→ Dataset entries

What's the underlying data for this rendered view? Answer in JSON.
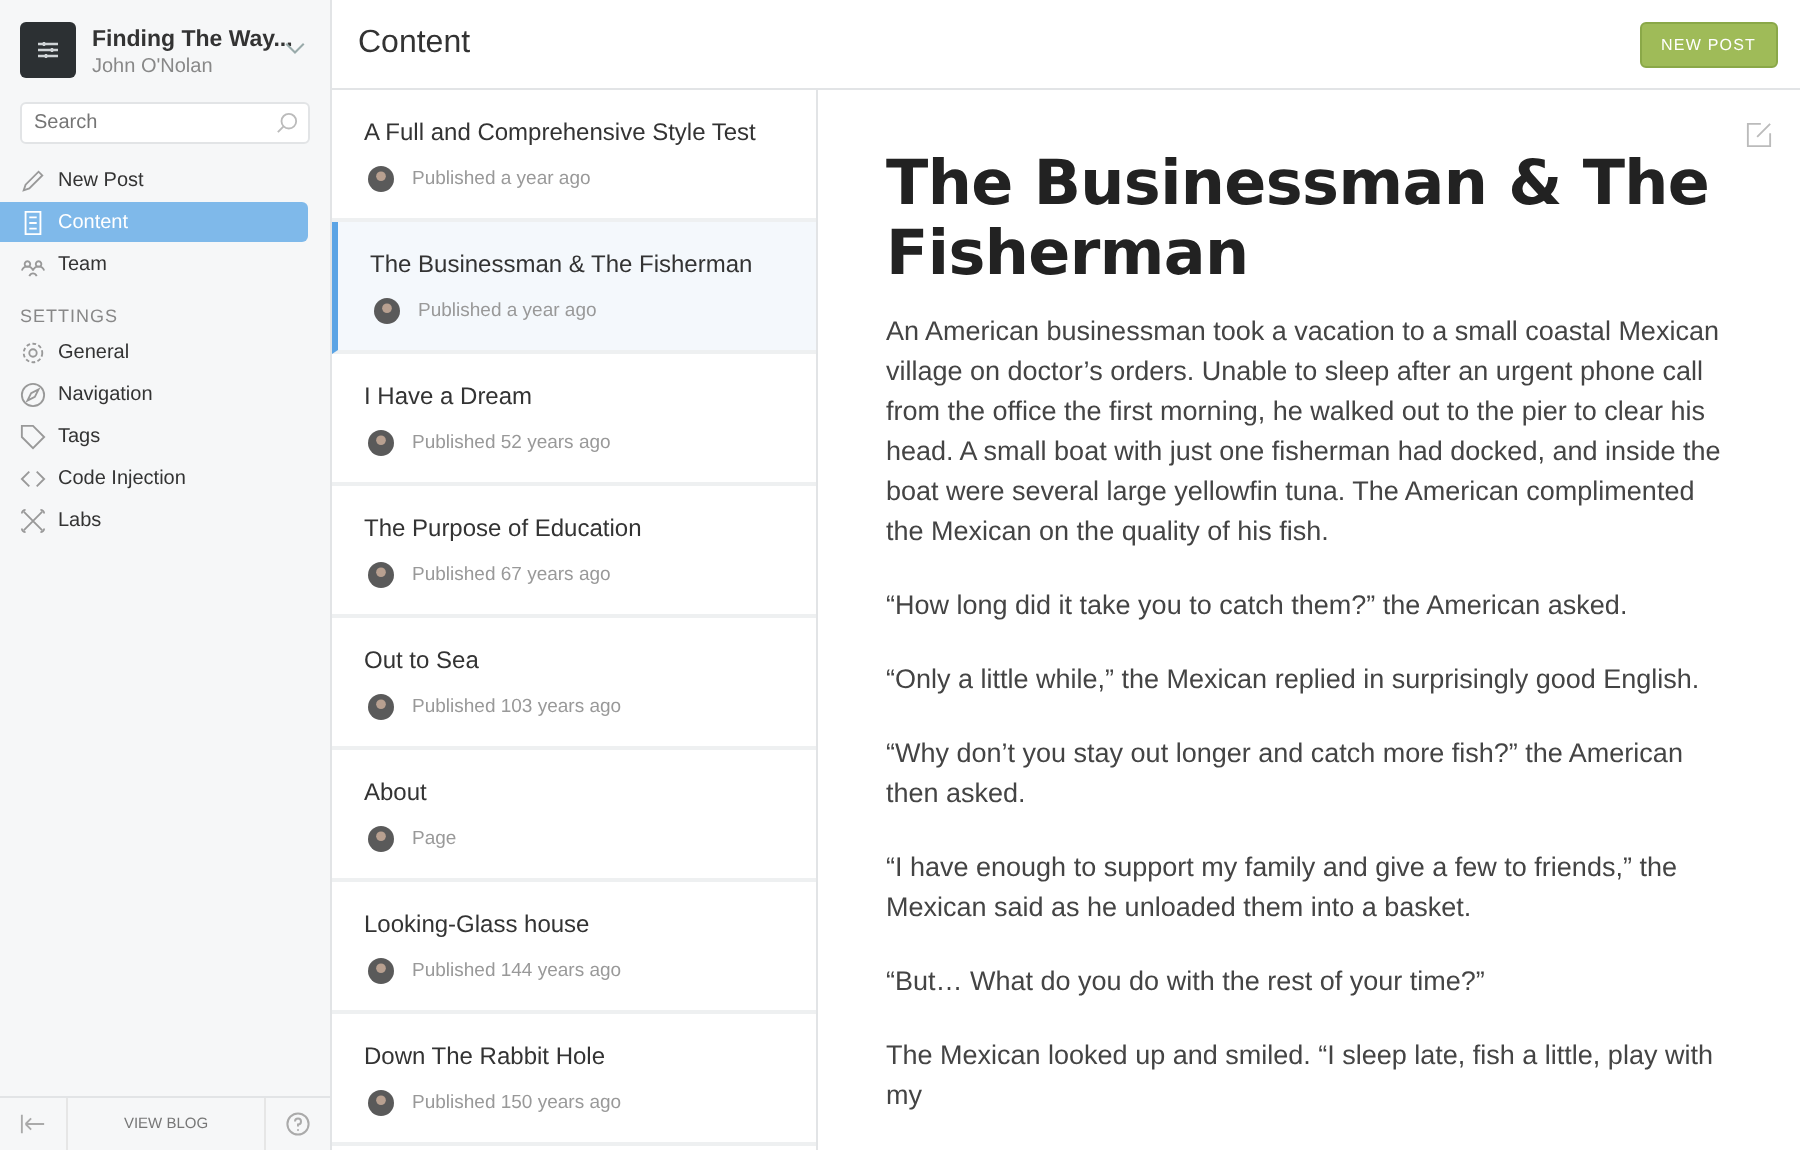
{
  "blog": {
    "title": "Finding The Way...",
    "user": "John O'Nolan"
  },
  "search": {
    "placeholder": "Search"
  },
  "nav": [
    {
      "label": "New Post",
      "selected": false
    },
    {
      "label": "Content",
      "selected": true
    },
    {
      "label": "Team",
      "selected": false
    }
  ],
  "settings": {
    "heading": "SETTINGS",
    "items": [
      {
        "label": "General",
        "selected": false
      },
      {
        "label": "Navigation",
        "selected": false
      },
      {
        "label": "Tags",
        "selected": false
      },
      {
        "label": "Code Injection",
        "selected": false
      },
      {
        "label": "Labs",
        "selected": false
      }
    ]
  },
  "footer": {
    "view_blog": "VIEW BLOG"
  },
  "header": {
    "title": "Content",
    "new_post": "NEW POST"
  },
  "posts": [
    {
      "title": "A Full and Comprehensive Style Test",
      "meta": "Published a year ago",
      "selected": false
    },
    {
      "title": "The Businessman & The Fisherman",
      "meta": "Published a year ago",
      "selected": true
    },
    {
      "title": "I Have a Dream",
      "meta": "Published 52 years ago",
      "selected": false
    },
    {
      "title": "The Purpose of Education",
      "meta": "Published 67 years ago",
      "selected": false
    },
    {
      "title": "Out to Sea",
      "meta": "Published 103 years ago",
      "selected": false
    },
    {
      "title": "About",
      "meta": "Page",
      "selected": false
    },
    {
      "title": "Looking-Glass house",
      "meta": "Published 144 years ago",
      "selected": false
    },
    {
      "title": "Down The Rabbit Hole",
      "meta": "Published 150 years ago",
      "selected": false
    }
  ],
  "article": {
    "title": "The Businessman & The Fisherman",
    "paragraphs": [
      "An American businessman took a vacation to a small coastal Mexican village on doctor’s orders. Unable to sleep after an urgent phone call from the office the first morning, he walked out to the pier to clear his head. A small boat with just one fisherman had docked, and inside the boat were several large yellowfin tuna. The American complimented the Mexican on the quality of his fish.",
      "“How long did it take you to catch them?” the American asked.",
      "“Only a little while,” the Mexican replied in surprisingly good English.",
      "“Why don’t you stay out longer and catch more fish?” the American then asked.",
      "“I have enough to support my family and give a few to friends,” the Mexican said as he unloaded them into a basket.",
      "“But… What do you do with the rest of your time?”",
      "The Mexican looked up and smiled. “I sleep late, fish a little, play with my"
    ]
  }
}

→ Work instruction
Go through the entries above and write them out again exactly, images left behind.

→ Result for this exercise
What's the underlying data for this rendered view? Answer in JSON.
{
  "blog": {
    "title": "Finding The Way...",
    "user": "John O'Nolan"
  },
  "search": {
    "placeholder": "Search"
  },
  "nav": [
    {
      "label": "New Post",
      "selected": false
    },
    {
      "label": "Content",
      "selected": true
    },
    {
      "label": "Team",
      "selected": false
    }
  ],
  "settings": {
    "heading": "SETTINGS",
    "items": [
      {
        "label": "General",
        "selected": false
      },
      {
        "label": "Navigation",
        "selected": false
      },
      {
        "label": "Tags",
        "selected": false
      },
      {
        "label": "Code Injection",
        "selected": false
      },
      {
        "label": "Labs",
        "selected": false
      }
    ]
  },
  "footer": {
    "view_blog": "VIEW BLOG"
  },
  "header": {
    "title": "Content",
    "new_post": "NEW POST"
  },
  "posts": [
    {
      "title": "A Full and Comprehensive Style Test",
      "meta": "Published a year ago",
      "selected": false
    },
    {
      "title": "The Businessman & The Fisherman",
      "meta": "Published a year ago",
      "selected": true
    },
    {
      "title": "I Have a Dream",
      "meta": "Published 52 years ago",
      "selected": false
    },
    {
      "title": "The Purpose of Education",
      "meta": "Published 67 years ago",
      "selected": false
    },
    {
      "title": "Out to Sea",
      "meta": "Published 103 years ago",
      "selected": false
    },
    {
      "title": "About",
      "meta": "Page",
      "selected": false
    },
    {
      "title": "Looking-Glass house",
      "meta": "Published 144 years ago",
      "selected": false
    },
    {
      "title": "Down The Rabbit Hole",
      "meta": "Published 150 years ago",
      "selected": false
    }
  ],
  "article": {
    "title": "The Businessman & The Fisherman",
    "paragraphs": [
      "An American businessman took a vacation to a small coastal Mexican village on doctor’s orders. Unable to sleep after an urgent phone call from the office the first morning, he walked out to the pier to clear his head. A small boat with just one fisherman had docked, and inside the boat were several large yellowfin tuna. The American complimented the Mexican on the quality of his fish.",
      "“How long did it take you to catch them?” the American asked.",
      "“Only a little while,” the Mexican replied in surprisingly good English.",
      "“Why don’t you stay out longer and catch more fish?” the American then asked.",
      "“I have enough to support my family and give a few to friends,” the Mexican said as he unloaded them into a basket.",
      "“But… What do you do with the rest of your time?”",
      "The Mexican looked up and smiled. “I sleep late, fish a little, play with my"
    ]
  }
}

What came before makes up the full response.